A Learning Theory is rooted in the work of Ivan Pavlov, the famous scientist who discovered and documented the principles governing how animals (humans included) learn in the 1900s. Two basic kinds of learning or conditioning occur, one of which is famously known as the classical conditioning. Classical conditioning happens when an animal learns to associate a neutral stimulus (signal) with a stimulus that has intrinsic meaning based on how closely in time the two stimuli are presented. The classic example of classical conditioning is a dog's ability to associate the sound of a bell (something that originally has no meaning to the dog) with the presentation of food (something that has a lot of meaning to the dog) a few moments later. Dogs are able to learn the association between bell and food, and will salivate immediately after hearing the bell once this connection has been made. Years of learning research have led to the creation of a highly precise learning theory that can be used to understand and predict how and under what circumstances most any animal will learn, including human beings, and eventually help people figure out how to change their behaviours.
B Role models are a popular notion for guiding child development, but in recent years very interesting research has been done on learning by examples in other animals. If the subject of animal learning is taught very much in terms of classical or operant conditioning, it places too much emphasis on how we allow animals to learn and not enough on how they are equipped to learn. To teach a course of mine, I have been dipping profitably into a very interesting and accessible compilation of papers on social learning in mammals, including chimps and human children, edited by Heyes and Galef (1996).
C The research reported in one paper started with a school field trip to Israel to a pine forest where many pine cones were discovered, stripped to the central core. So the investigation started with no weighty theoretical intent, but was directed at finding out what was eating the nutritious pine seeds and how they managed to get them out of the cones. The culprit proved to be the versatile and athletic black rat,(Rattus rattus), and the technique was to bite each cone scale off at its base, in sequence from base to tip following the spiral growth pattern of the cone.
D Urban black rats were found to lack the skill and were unable to learn it even if housed with experienced cone strippers. However, infants of urban mothers cross-fostered by stripper mothers acquired the skill, whereas infants of stripper mothers fostered by an urban mother could not. Clearly the skill had to be learned from the mother. Further elegant experiments showed that naive adults could develop the skill if they were provided with cones from which the first complete spiral of scales had been removed; rather like our new photocopier which you can work out how to use once someone has shown you how to switch it on. In the case of rats, the youngsters take cones away from the mother when she is still feeding on them, allowing them to acquire the complete stripping skill.
E A good example of adaptive bearing we might conclude, but let’s see the economies. This was determined by measuring oxygen uptake of a rat stripping a cone in a metabolic chamber to calculate energetic cost and comparing it with the benefit of the pine seeds measured by calorimeter. The cost proved to be less than 10% of the energetic value of the cone. An acceptable profit margin.
F A paper in 1996, Animal Behaviour by Bednekoff and Baida, provides a different view of the adaptiveness of social learning.
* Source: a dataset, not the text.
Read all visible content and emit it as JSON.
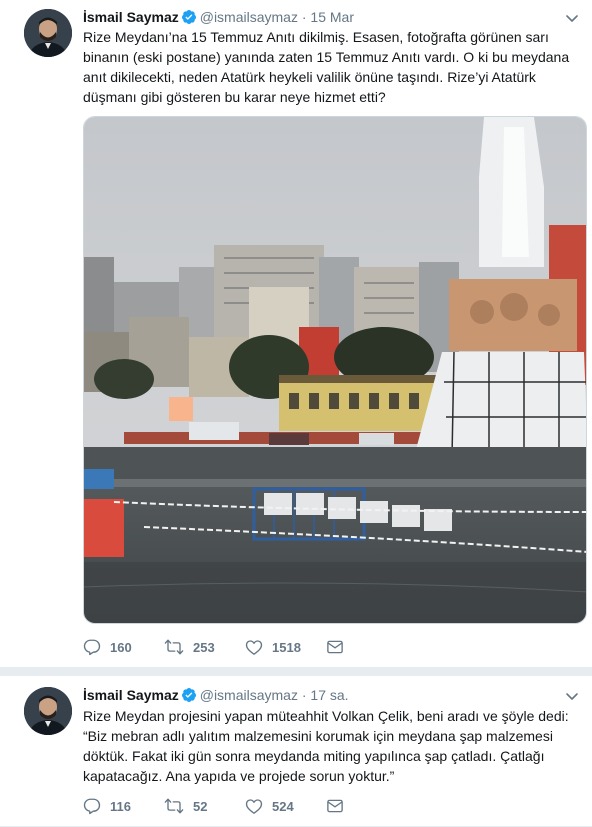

It concerns the seed caching behaviour of Clark's Nutcracker (Nucifraga columbiana) and the Mexican Jay (Aphelocoma ultramarina). The former is a specialist, caching 30,000 or so seeds in scattered locations that it will recover over the months of winter; the Mexican Jay will also cache food but is much less dependent upon this than the Nutcracker. The two species also differ in their social structure: the Nutcracker being rather solitary while the Jay forages in social groups.
G The experiment is to discover not just whether a bird can remember where it hid a seed but also if it can remember where it saw another bird hide a seed. The design is slightly comical with a cacher bird wandering about a room with lots of holes in the floor hiding food in some of the holes, while watched by an observer bird perched in a cage. Two days later, cachers and observers are tested for their discovery rate against an estimated random performance. In the role of cacher, not only the Nutcracker but also the less specialised Jay performed above chance; more surprisingly, however, jay observers were as successful as jay cachers whereas nutcracker observers did no better than chance. It seems that, whereas the Nutcracker is highly adapted at remembering where it hid its own seeds, the social living Mexican Jay is more adept at remembering, and so exploiting, the caches of others.